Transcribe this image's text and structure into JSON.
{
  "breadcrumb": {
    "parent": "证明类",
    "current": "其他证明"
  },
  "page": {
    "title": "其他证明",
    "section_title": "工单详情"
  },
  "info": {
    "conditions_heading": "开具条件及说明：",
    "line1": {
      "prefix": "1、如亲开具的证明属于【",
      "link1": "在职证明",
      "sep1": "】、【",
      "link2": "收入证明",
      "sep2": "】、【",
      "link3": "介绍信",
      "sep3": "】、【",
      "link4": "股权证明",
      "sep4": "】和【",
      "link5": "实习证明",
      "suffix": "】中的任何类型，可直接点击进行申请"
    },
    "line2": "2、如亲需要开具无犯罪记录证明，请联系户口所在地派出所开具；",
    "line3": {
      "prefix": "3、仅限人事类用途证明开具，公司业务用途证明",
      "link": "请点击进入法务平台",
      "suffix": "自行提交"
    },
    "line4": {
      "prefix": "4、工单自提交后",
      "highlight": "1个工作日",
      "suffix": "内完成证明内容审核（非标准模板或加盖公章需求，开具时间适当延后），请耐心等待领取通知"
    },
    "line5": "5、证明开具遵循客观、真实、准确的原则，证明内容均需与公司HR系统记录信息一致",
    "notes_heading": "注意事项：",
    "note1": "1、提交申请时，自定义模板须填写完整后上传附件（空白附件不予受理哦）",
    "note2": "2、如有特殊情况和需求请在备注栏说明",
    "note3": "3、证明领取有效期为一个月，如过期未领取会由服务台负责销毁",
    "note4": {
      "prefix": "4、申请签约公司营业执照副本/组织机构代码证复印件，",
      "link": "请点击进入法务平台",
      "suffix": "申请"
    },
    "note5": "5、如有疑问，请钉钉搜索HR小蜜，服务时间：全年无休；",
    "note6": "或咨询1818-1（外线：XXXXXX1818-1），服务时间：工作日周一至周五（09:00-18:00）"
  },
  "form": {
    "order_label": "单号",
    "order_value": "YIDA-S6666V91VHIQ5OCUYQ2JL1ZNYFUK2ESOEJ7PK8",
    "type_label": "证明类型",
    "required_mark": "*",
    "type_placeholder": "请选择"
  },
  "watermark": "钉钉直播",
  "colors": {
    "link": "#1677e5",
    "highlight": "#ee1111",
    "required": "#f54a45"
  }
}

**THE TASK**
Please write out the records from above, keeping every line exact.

**ANSWER AREA**
Transcribe this image's text and structure into JSON.
{
  "breadcrumb": {
    "parent": "证明类",
    "current": "其他证明"
  },
  "page": {
    "title": "其他证明",
    "section_title": "工单详情"
  },
  "info": {
    "conditions_heading": "开具条件及说明：",
    "line1": {
      "prefix": "1、如亲开具的证明属于【",
      "link1": "在职证明",
      "sep1": "】、【",
      "link2": "收入证明",
      "sep2": "】、【",
      "link3": "介绍信",
      "sep3": "】、【",
      "link4": "股权证明",
      "sep4": "】和【",
      "link5": "实习证明",
      "suffix": "】中的任何类型，可直接点击进行申请"
    },
    "line2": "2、如亲需要开具无犯罪记录证明，请联系户口所在地派出所开具；",
    "line3": {
      "prefix": "3、仅限人事类用途证明开具，公司业务用途证明",
      "link": "请点击进入法务平台",
      "suffix": "自行提交"
    },
    "line4": {
      "prefix": "4、工单自提交后",
      "highlight": "1个工作日",
      "suffix": "内完成证明内容审核（非标准模板或加盖公章需求，开具时间适当延后），请耐心等待领取通知"
    },
    "line5": "5、证明开具遵循客观、真实、准确的原则，证明内容均需与公司HR系统记录信息一致",
    "notes_heading": "注意事项：",
    "note1": "1、提交申请时，自定义模板须填写完整后上传附件（空白附件不予受理哦）",
    "note2": "2、如有特殊情况和需求请在备注栏说明",
    "note3": "3、证明领取有效期为一个月，如过期未领取会由服务台负责销毁",
    "note4": {
      "prefix": "4、申请签约公司营业执照副本/组织机构代码证复印件，",
      "link": "请点击进入法务平台",
      "suffix": "申请"
    },
    "note5": "5、如有疑问，请钉钉搜索HR小蜜，服务时间：全年无休；",
    "note6": "或咨询1818-1（外线：XXXXXX1818-1），服务时间：工作日周一至周五（09:00-18:00）"
  },
  "form": {
    "order_label": "单号",
    "order_value": "YIDA-S6666V91VHIQ5OCUYQ2JL1ZNYFUK2ESOEJ7PK8",
    "type_label": "证明类型",
    "required_mark": "*",
    "type_placeholder": "请选择"
  },
  "watermark": "钉钉直播",
  "colors": {
    "link": "#1677e5",
    "highlight": "#ee1111",
    "required": "#f54a45"
  }
}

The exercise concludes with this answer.